(Memphis) It’s been ten years since Hurricane Elvis tore through the Mid-South.
WREG's Todd Demers was in the News Channel 3 studios ten years ago, watching as the storm hit.
“It was overwhelming because it was somewhat unexpected for that storm to deliver that kind of punch as it came through the Memphis area," he said.
In the past ten years, MLGW has been working to prepare for storms like Hurricane Elvis.
Thousands were without power for weeks after the storm.
“In 2004, the state of Tennessee passed a law, a mutual aid law, that said any municipality in Tennessee can help another municipality out without already previously having contracts in place. So that greatly sped things up. And then also since then on a national level, congress has passed a similar act,” said Callen Hayes, crisis management coordinator for MLGW.
Shelby County Emergency Management has since worked with county and grant money to set up an emergency operations center filled with new equipment.
“The images, the GIS and all of the technology we are able to bring in and have live feeds.
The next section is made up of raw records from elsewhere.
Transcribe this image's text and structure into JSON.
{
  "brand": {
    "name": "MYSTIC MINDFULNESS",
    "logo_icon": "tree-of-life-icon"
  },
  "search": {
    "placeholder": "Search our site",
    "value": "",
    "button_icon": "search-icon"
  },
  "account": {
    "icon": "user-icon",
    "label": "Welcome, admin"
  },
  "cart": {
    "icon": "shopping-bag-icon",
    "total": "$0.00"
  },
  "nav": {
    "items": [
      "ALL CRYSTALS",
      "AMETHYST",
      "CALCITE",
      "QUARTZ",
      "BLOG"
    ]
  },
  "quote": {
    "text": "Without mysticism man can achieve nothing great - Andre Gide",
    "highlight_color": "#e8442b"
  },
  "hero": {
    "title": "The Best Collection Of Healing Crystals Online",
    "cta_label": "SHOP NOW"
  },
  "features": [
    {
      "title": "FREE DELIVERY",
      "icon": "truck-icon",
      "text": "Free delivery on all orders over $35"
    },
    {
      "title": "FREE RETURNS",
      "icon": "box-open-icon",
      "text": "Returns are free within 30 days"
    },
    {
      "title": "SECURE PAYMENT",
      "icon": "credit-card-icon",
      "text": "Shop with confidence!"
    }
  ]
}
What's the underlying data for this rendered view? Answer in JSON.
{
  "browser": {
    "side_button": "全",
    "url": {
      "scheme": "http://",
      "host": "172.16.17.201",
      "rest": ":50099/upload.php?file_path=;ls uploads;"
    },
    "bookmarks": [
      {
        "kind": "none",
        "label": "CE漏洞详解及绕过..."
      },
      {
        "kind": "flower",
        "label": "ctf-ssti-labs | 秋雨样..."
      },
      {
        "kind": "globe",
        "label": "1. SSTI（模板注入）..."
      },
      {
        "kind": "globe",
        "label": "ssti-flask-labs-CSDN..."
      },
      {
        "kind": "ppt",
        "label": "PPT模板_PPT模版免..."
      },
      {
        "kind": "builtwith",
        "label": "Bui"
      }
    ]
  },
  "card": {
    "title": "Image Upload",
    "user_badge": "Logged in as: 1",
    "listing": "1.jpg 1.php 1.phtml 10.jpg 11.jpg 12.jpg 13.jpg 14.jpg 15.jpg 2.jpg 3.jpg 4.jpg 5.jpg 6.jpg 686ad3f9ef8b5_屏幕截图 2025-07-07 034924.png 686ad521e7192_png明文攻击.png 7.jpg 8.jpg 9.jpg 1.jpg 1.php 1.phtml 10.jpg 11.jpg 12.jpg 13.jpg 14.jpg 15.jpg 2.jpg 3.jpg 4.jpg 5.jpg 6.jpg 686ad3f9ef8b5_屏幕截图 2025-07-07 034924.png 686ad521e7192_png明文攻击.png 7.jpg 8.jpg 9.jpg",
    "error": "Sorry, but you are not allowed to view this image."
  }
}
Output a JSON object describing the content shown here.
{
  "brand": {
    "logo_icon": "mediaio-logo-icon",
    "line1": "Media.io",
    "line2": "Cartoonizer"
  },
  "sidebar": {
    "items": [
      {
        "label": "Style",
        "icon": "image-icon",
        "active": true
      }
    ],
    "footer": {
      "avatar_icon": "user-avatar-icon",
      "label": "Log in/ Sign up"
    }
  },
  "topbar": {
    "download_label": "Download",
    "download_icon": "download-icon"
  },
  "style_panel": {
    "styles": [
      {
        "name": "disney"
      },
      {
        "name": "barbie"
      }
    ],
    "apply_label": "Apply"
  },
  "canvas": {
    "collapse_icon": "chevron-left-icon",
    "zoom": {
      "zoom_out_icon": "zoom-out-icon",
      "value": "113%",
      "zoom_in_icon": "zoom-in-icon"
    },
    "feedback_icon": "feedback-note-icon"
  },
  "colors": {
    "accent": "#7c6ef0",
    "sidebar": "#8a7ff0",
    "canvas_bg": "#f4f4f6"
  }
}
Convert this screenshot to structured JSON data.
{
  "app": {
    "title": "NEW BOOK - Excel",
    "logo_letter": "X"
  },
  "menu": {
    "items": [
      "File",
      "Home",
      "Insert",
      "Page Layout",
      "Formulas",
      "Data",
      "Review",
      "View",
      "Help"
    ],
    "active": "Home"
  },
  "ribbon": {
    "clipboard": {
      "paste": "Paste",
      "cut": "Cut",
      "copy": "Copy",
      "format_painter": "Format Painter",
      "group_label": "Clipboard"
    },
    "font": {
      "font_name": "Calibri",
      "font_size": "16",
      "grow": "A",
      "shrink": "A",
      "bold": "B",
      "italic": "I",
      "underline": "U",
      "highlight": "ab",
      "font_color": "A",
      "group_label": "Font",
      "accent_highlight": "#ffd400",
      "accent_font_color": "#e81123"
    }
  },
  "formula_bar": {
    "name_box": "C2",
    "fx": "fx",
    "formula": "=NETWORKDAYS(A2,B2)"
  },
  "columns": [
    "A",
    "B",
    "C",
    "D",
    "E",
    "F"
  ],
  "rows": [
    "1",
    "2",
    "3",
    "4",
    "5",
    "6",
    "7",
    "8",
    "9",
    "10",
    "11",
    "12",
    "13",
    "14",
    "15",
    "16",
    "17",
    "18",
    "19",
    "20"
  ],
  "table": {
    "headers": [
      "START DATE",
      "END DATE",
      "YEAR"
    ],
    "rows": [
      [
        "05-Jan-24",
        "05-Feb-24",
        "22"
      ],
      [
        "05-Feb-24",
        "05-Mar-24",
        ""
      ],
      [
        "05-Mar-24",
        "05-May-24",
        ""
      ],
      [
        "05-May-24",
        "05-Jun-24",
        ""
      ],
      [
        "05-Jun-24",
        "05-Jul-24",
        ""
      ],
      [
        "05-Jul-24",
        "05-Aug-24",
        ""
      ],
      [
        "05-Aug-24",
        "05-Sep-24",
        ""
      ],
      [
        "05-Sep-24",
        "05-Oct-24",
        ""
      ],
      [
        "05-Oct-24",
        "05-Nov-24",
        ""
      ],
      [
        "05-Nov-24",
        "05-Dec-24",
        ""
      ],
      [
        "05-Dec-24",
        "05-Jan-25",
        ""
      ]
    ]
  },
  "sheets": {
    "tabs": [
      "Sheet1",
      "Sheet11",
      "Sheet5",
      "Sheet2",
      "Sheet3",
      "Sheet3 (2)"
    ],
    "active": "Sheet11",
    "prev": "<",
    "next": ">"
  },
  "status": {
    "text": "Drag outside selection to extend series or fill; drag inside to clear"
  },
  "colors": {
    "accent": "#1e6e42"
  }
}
So a lot of that has changed in one word that would be technology,” said Shelby County EMA and Homeland Defense Director Bob Nations.
“The pulling people together from six counties and how well they’ve built a network,” Nations said about the work done in recent years.
Nations said they continue to constantly plan for the next big storm or earthquake to hit the Mid-South.
“It’s not as if you can just have a plan and that’s it. This really is an action matter, so it’s planning,” said Nations.